USS New Jersey's fans celebrate ship victory|
By CAROL COMEGNO
V-Day for the battleship New Jersey is
two days away and counting.
In preparation, workmen will remove the top of the great
warship's mast today. On Thursday, the ship will be towed back
to its namesake state to be preserved on the Camden Waterfront
as a floating museum and memorial - just four miles upriver
from the old Philadelphia Navy yard where the USS New Jersey
After a hard-fought battle to bring the ship to Camden, the
Home Port Alliance celebrated Monday. The nonprofit South
Jersey coalition won the ship in an uphill fight against the
state battleship commission and Bayonne, which also wanted the
"This is a momentous day and it makes our maxim -
birthplace to berthplace - a reality. We want to thank all of
those who helped in the two-year quest," said retired Navy
Capt.
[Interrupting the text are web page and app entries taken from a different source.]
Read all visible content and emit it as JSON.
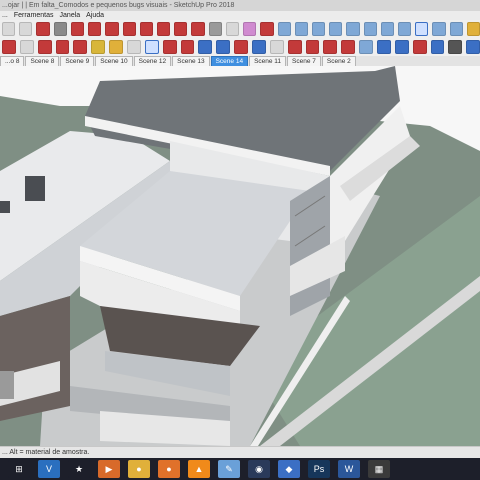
{
  "window": {
    "title": "...ojar | | Em falta_Comodos e pequenos bugs visuais - SketchUp Pro 2018"
  },
  "menu": [
    "...",
    "Ferramentas",
    "Janela",
    "Ajuda"
  ],
  "toolbar1": [
    {
      "icon": "select-icon",
      "color": "#d8d8d8"
    },
    {
      "icon": "rectangle-icon",
      "color": "#d8d8d8"
    },
    {
      "icon": "circle-icon",
      "color": "#c33a3a"
    },
    {
      "icon": "polygon-icon",
      "color": "#8a8a8a"
    },
    {
      "icon": "arc-icon",
      "color": "#c33a3a"
    },
    {
      "icon": "pie-icon",
      "color": "#c33a3a"
    },
    {
      "icon": "push-pull-icon",
      "color": "#c33a3a"
    },
    {
      "icon": "move-icon",
      "color": "#c33a3a"
    },
    {
      "icon": "rotate-icon",
      "color": "#c33a3a"
    },
    {
      "icon": "follow-me-icon",
      "color": "#c33a3a"
    },
    {
      "icon": "offset-icon",
      "color": "#c33a3a"
    },
    {
      "icon": "scale-icon",
      "color": "#c33a3a"
    },
    {
      "icon": "intersect-icon",
      "color": "#9a9a9a"
    },
    {
      "icon": "sandbox-icon",
      "color": "#d8d8d8"
    },
    {
      "icon": "eraser-icon",
      "color": "#d08bd0"
    },
    {
      "icon": "paint-icon",
      "color": "#c33a3a"
    },
    {
      "icon": "iso-view-icon",
      "color": "#7fa8d6"
    },
    {
      "icon": "top-view-icon",
      "color": "#7fa8d6"
    },
    {
      "icon": "front-view-icon",
      "color": "#7fa8d6"
    },
    {
      "icon": "right-view-icon",
      "color": "#7fa8d6"
    },
    {
      "icon": "back-view-icon",
      "color": "#7fa8d6"
    },
    {
      "icon": "left-view-icon",
      "color": "#7fa8d6"
    },
    {
      "icon": "xray-icon",
      "color": "#7fa8d6"
    },
    {
      "icon": "wireframe-icon",
      "color": "#7fa8d6"
    },
    {
      "icon": "shaded-icon",
      "color": "#555555",
      "active": true
    },
    {
      "icon": "textured-icon",
      "color": "#7fa8d6"
    },
    {
      "icon": "monochrome-icon",
      "color": "#7fa8d6"
    },
    {
      "icon": "section-icon",
      "color": "#e0b03a"
    }
  ],
  "toolbar2": [
    {
      "icon": "orbit-icon",
      "color": "#c33a3a"
    },
    {
      "icon": "pan-icon",
      "color": "#d8d8d8"
    },
    {
      "icon": "undo-icon",
      "color": "#c33a3a"
    },
    {
      "icon": "redo-icon",
      "color": "#c33a3a"
    },
    {
      "icon": "tape-measure-icon",
      "color": "#c33a3a"
    },
    {
      "icon": "protractor-icon",
      "color": "#d8b63a"
    },
    {
      "icon": "text-icon",
      "color": "#e0b03a"
    },
    {
      "icon": "axes-icon",
      "color": "#d8d8d8"
    },
    {
      "icon": "dimensions-icon",
      "color": "#d8d8d8",
      "active": true
    },
    {
      "icon": "walk-icon",
      "color": "#c33a3a"
    },
    {
      "icon": "position-camera-icon",
      "color": "#c33a3a"
    },
    {
      "icon": "zoom-icon",
      "color": "#3b6fc4"
    },
    {
      "icon": "zoom-window-icon",
      "color": "#3b6fc4"
    },
    {
      "icon": "zoom-extents-icon",
      "color": "#c33a3a"
    },
    {
      "icon": "look-around-icon",
      "color": "#3b6fc4"
    },
    {
      "icon": "previous-view-icon",
      "color": "#d8d8d8"
    },
    {
      "icon": "outliner-icon",
      "color": "#c33a3a"
    },
    {
      "icon": "components-icon",
      "color": "#c33a3a"
    },
    {
      "icon": "materials-icon",
      "color": "#c33a3a"
    },
    {
      "icon": "styles-icon",
      "color": "#c33a3a"
    },
    {
      "icon": "layers-icon",
      "color": "#7fa8d6"
    },
    {
      "icon": "scenes-icon",
      "color": "#3b6fc4"
    },
    {
      "icon": "shadows-icon",
      "color": "#3b6fc4"
    },
    {
      "icon": "fog-icon",
      "color": "#c33a3a"
    },
    {
      "icon": "match-photo-icon",
      "color": "#3b6fc4"
    },
    {
      "icon": "soften-edges-icon",
      "color": "#555555"
    },
    {
      "icon": "instructor-icon",
      "color": "#3b6fc4"
    }
  ],
  "scenes": [
    {
      "label": "...o 8",
      "active": false
    },
    {
      "label": "Scene 8",
      "active": false
    },
    {
      "label": "Scene 9",
      "active": false
    },
    {
      "label": "Scene 10",
      "active": false
    },
    {
      "label": "Scene 12",
      "active": false
    },
    {
      "label": "Scene 13",
      "active": false
    },
    {
      "label": "Scene 14",
      "active": true
    },
    {
      "label": "Scene 11",
      "active": false
    },
    {
      "label": "Scene 7",
      "active": false
    },
    {
      "label": "Scene 2",
      "active": false
    }
  ],
  "status": {
    "text": "... Alt = material de amostra."
  },
  "taskbar": [
    {
      "icon": "windows-start-icon",
      "color": "#1d1f2a",
      "glyph": "⊞"
    },
    {
      "icon": "visual-studio-icon",
      "color": "#2a6fbf",
      "glyph": "V"
    },
    {
      "icon": "star-app-icon",
      "color": "#1d1f2a",
      "glyph": "★"
    },
    {
      "icon": "media-player-icon",
      "color": "#d86a2a",
      "glyph": "▶"
    },
    {
      "icon": "chrome-icon",
      "color": "#e0b03a",
      "glyph": "●"
    },
    {
      "icon": "firefox-icon",
      "color": "#e0712a",
      "glyph": "●"
    },
    {
      "icon": "vlc-icon",
      "color": "#f08a1a",
      "glyph": "▲"
    },
    {
      "icon": "paint-app-icon",
      "color": "#6aa0d8",
      "glyph": "✎"
    },
    {
      "icon": "steam-icon",
      "color": "#2a3a5a",
      "glyph": "◉"
    },
    {
      "icon": "app-icon",
      "color": "#3b6fc4",
      "glyph": "◆"
    },
    {
      "icon": "photoshop-icon",
      "color": "#16365a",
      "glyph": "Ps"
    },
    {
      "icon": "word-icon",
      "color": "#2b579a",
      "glyph": "W"
    },
    {
      "icon": "app-grid-icon",
      "color": "#3a3a3a",
      "glyph": "▦"
    }
  ]
}
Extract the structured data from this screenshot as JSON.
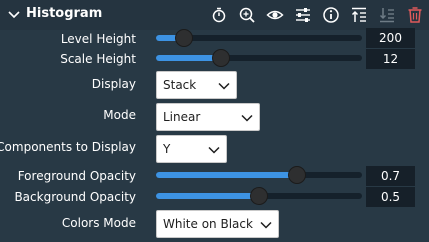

David McGuigan, the alliance's president.
The ship made a 5,800-mile journey from Bremerton, Wash.,
last year and is now temporarily moored at a facility for
inactive ships at the former Philadelphia Naval Shipyard on
the Delaware River.
John Morrow of Turnersville, who helped build the ship
launched in 1942, was among those who swam in euphoric
disbelief at Monday's celebration.
"When I was working on the ship in the hot summers and cold
winters here, never did I think in my lifetime I would ever
see her back for good," said Morrow, 83, a former machinist
who sat dockside during the ceremony and gazed up at the
ship's name emblazoned on its stern.
"I can't wait to see her back in New Jersey," he said.
"That's where she belongs."
The alliance invited about 100 guests to the ceremony to
celebrate Secretary of the Navy Richard Danzig's signing of
documents that transfer ownership of the vessel to the
coalition. The event was for alliance board members and
volunteers who helped bring the ship to Camden. Among them
were ex-battleship crew members John Moran and John Morris,
both of Cherry Hill, and Bob Walters of Cinnaminson.
Rep. James Saxton, R-N.J., and Adjutant Gen. Paul Glazar,
chief of the state Department of Military and Veterans
Affairs, also attended.
McGuigan told the gathering, "We are indebted to Gov.
(Christie) Whitman for state support and we must recognize the
early financial support of the Camden County Board of
Freeholders and the Camden Empowerment Zone Corp. for giving
the quest financial credibility, and the media for generating
He said the bipartisan board is on the brink of
establishing a "substantial memorial that will have an
educational and economic impact" on Camden and the state. The
museum is to open by September 2001.
Retired Adm. Thomas Seigenthaler, the alliance's executive
director, said plans call for the top of the ship's mast to be
removed today so it can clear the Walt Whitman Bridge during
its tow from about 9 to 11 a.m. Thursday four miles upriver to
the South Jersey Port Corp.'s Beckett Street Marine Terminal.
Whitman is expected to attend an official state welcome for
the ship on Friday.
Plans are also under way for the ship to be used for an
event during the Republican National Convention in
Philadelphia next week.
The public can view the New Jersey, one of the nation's
most decorated battleships, on its trip upriver from locations
along the river or in boats. Penns Landing will offer the best
public view of the docking. Limited public viewing of the
docking in Camden will be from Wiggins Park and the walkway
behind the E-Centre.
On Monday, the alliance unveiled a plaque that will be
placed on the ship to commemorate the historic transfer last
Thursday. The three founders of the alliance were Camden
County Freeholder Patricia Jones, state Sen. John Matheussen,
R-Gloucester, and Camden Mayor Milton Milan, who did not
Matheussen said he is gratified to have been part of a
coalition of "dedicated and selfless" members in an endeavor
that will leave its mark on the region and state history. He
thanked the battleship commission for 20 years of effort to
bring the ship to the state.